  • How long medical professionals believe it will take for you to reach a full recovery

Ultimately, more severe injuries requiring significantly longer healing often warrant a higher value in pain and suffering. For example, in practice, if you suffered a broken arm that amounted to $5,000 in medical treatments, you may use a multiplier of 3.5 because the injury is severe, but you will have a full recovery. That means your pain and suffering is valued at $17,500. To prove this loss, you can use medical records, expert testimony from doctors, medical bills, photographs of your injuries, documentation from your employer, and written statements from people who know you well and witnessed your injuries’ impact on your life.

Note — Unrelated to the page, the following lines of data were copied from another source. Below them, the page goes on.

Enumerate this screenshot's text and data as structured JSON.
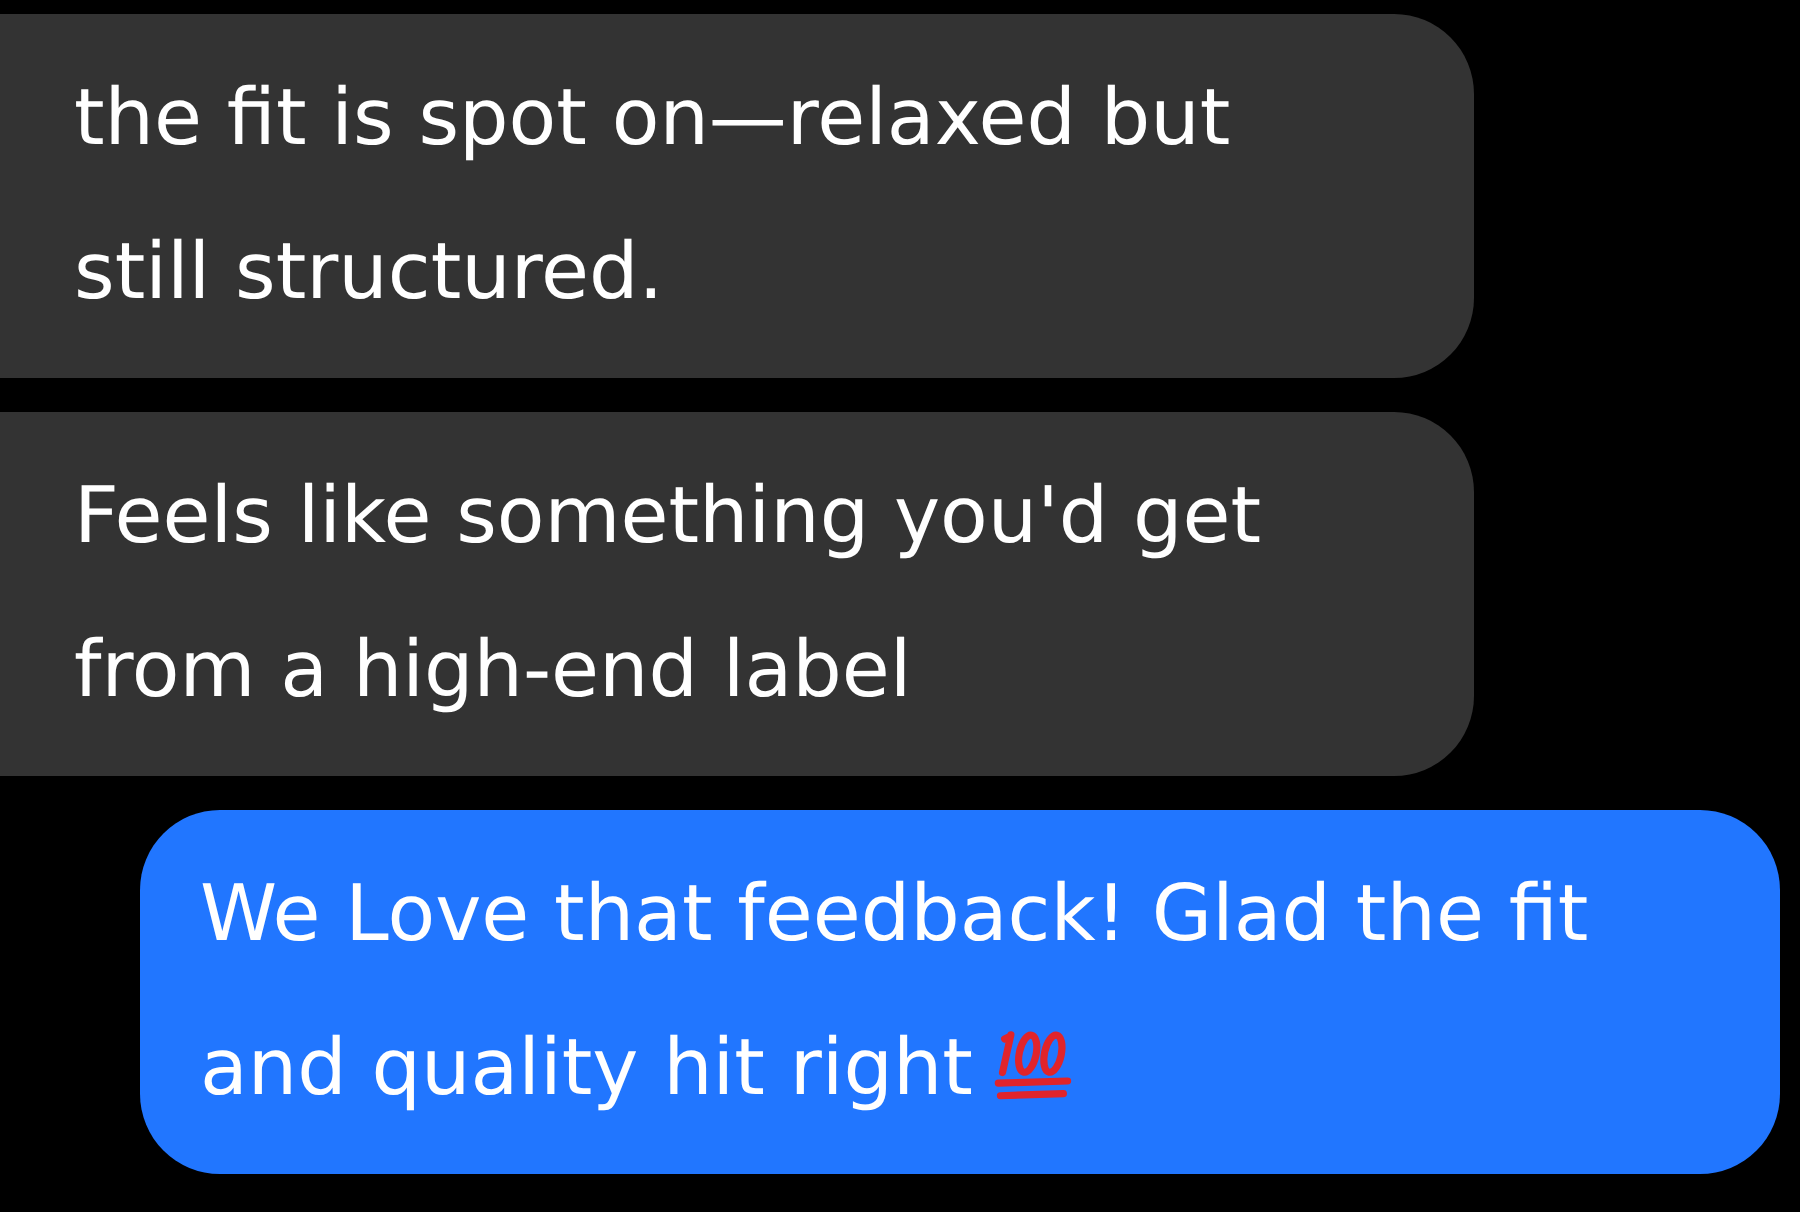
{
  "messages": [
    {
      "kind": "incoming",
      "text": "the fit is spot on—relaxed but still structured."
    },
    {
      "kind": "incoming",
      "text": "Feels like something you'd get from a high-end label"
    },
    {
      "kind": "outgoing",
      "text": "We Love that feedback! Glad the fit and quality hit right",
      "emoji_icon": true
    }
  ]
}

What Are the Benefits of Having Legal Representation?

Hiring a car accident lawyer to help you build your case is a choice, and unfortunately, too many people underestimate the importance of having a legal expert on their side. When you file a fault-based claim, you are responsible for providing evidence to support your claim of the other driver’s negligence and the damages you want to recover. The process can be tedious and overwhelming, especially for someone without experience in personal injury law. If you hire an attorney to build your case, you can use that time to focus on healing your injuries. Your lawyer will take care of the paperwork, investigate the accident, gather the necessary evidence, handle negotiations with the insurance company, and protect your right to compensation.

At Jason Stone Injury Lawyers, we help auto accident victims hold negligent drivers accountable. We understand what you need to build a solid case that allows you to recover sufficient compensation for your losses. You do not need to go through this process alone. We also know the financial burden victims face after a devastating accident. To ensure you have the legal representation you need without financial stress, we charge no upfront fees. The first element of the Stone Cold Guarantee is that we only get paid when you receive compensation. Contact Jason Stone Injury Lawyers at (800) 577-5188 today for your free consultation. Our phone line is open at all hours of the day and night. There’s No Obligation, Just Information (R).